* **WHAT THE TASK REQUIRES**:
Exact repetition of the data below is required.

* **DATA EXCERPTS**:
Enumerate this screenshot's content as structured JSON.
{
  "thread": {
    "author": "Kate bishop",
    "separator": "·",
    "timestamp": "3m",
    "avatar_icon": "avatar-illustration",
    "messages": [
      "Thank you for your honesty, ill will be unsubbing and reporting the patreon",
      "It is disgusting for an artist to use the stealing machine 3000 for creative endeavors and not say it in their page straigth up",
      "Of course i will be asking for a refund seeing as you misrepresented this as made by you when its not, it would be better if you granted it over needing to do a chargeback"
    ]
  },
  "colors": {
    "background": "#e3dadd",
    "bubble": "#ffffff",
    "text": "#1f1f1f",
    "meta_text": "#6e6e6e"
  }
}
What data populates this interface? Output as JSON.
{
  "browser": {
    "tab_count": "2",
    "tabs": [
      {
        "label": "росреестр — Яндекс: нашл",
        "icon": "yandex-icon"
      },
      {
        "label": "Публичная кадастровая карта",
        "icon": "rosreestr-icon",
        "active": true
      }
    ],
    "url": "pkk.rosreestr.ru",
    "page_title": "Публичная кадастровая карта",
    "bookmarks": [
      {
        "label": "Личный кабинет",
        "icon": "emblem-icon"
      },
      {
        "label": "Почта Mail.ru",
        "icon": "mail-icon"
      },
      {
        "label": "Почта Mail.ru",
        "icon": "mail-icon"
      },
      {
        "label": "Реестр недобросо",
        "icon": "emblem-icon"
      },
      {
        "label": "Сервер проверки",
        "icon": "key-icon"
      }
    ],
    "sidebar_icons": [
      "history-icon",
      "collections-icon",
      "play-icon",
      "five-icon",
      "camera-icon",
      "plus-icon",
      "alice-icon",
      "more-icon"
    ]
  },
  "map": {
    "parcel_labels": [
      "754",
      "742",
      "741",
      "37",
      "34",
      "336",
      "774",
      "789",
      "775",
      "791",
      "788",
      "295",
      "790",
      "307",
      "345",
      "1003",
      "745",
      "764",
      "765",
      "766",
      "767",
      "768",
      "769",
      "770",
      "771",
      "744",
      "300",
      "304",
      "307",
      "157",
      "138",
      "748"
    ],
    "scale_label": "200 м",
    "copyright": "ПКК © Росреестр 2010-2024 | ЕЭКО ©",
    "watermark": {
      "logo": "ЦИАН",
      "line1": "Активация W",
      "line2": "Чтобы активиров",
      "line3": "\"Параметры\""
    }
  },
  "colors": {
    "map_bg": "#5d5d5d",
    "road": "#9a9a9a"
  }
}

* **TASK OUTPUT**:
Enumerate this screenshot's content as structured JSON.
{
  "thread": {
    "author": "Kate bishop",
    "separator": "·",
    "timestamp": "3m",
    "avatar_icon": "avatar-illustration",
    "messages": [
      "Thank you for your honesty, ill will be unsubbing and reporting the patreon",
      "It is disgusting for an artist to use the stealing machine 3000 for creative endeavors and not say it in their page straigth up",
      "Of course i will be asking for a refund seeing as you misrepresented this as made by you when its not, it would be better if you granted it over needing to do a chargeback"
    ]
  },
  "colors": {
    "background": "#e3dadd",
    "bubble": "#ffffff",
    "text": "#1f1f1f",
    "meta_text": "#6e6e6e"
  }
}
What data populates this interface? Output as JSON.
{
  "browser": {
    "tab_count": "2",
    "tabs": [
      {
        "label": "росреестр — Яндекс: нашл",
        "icon": "yandex-icon"
      },
      {
        "label": "Публичная кадастровая карта",
        "icon": "rosreestr-icon",
        "active": true
      }
    ],
    "url": "pkk.rosreestr.ru",
    "page_title": "Публичная кадастровая карта",
    "bookmarks": [
      {
        "label": "Личный кабинет",
        "icon": "emblem-icon"
      },
      {
        "label": "Почта Mail.ru",
        "icon": "mail-icon"
      },
      {
        "label": "Почта Mail.ru",
        "icon": "mail-icon"
      },
      {
        "label": "Реестр недобросо",
        "icon": "emblem-icon"
      },
      {
        "label": "Сервер проверки",
        "icon": "key-icon"
      }
    ],
    "sidebar_icons": [
      "history-icon",
      "collections-icon",
      "play-icon",
      "five-icon",
      "camera-icon",
      "plus-icon",
      "alice-icon",
      "more-icon"
    ]
  },
  "map": {
    "parcel_labels": [
      "754",
      "742",
      "741",
      "37",
      "34",
      "336",
      "774",
      "789",
      "775",
      "791",
      "788",
      "295",
      "790",
      "307",
      "345",
      "1003",
      "745",
      "764",
      "765",
      "766",
      "767",
      "768",
      "769",
      "770",
      "771",
      "744",
      "300",
      "304",
      "307",
      "157",
      "138",
      "748"
    ],
    "scale_label": "200 м",
    "copyright": "ПКК © Росреестр 2010-2024 | ЕЭКО ©",
    "watermark": {
      "logo": "ЦИАН",
      "line1": "Активация W",
      "line2": "Чтобы активиров",
      "line3": "\"Параметры\""
    }
  },
  "colors": {
    "map_bg": "#5d5d5d",
    "road": "#9a9a9a"
  }
}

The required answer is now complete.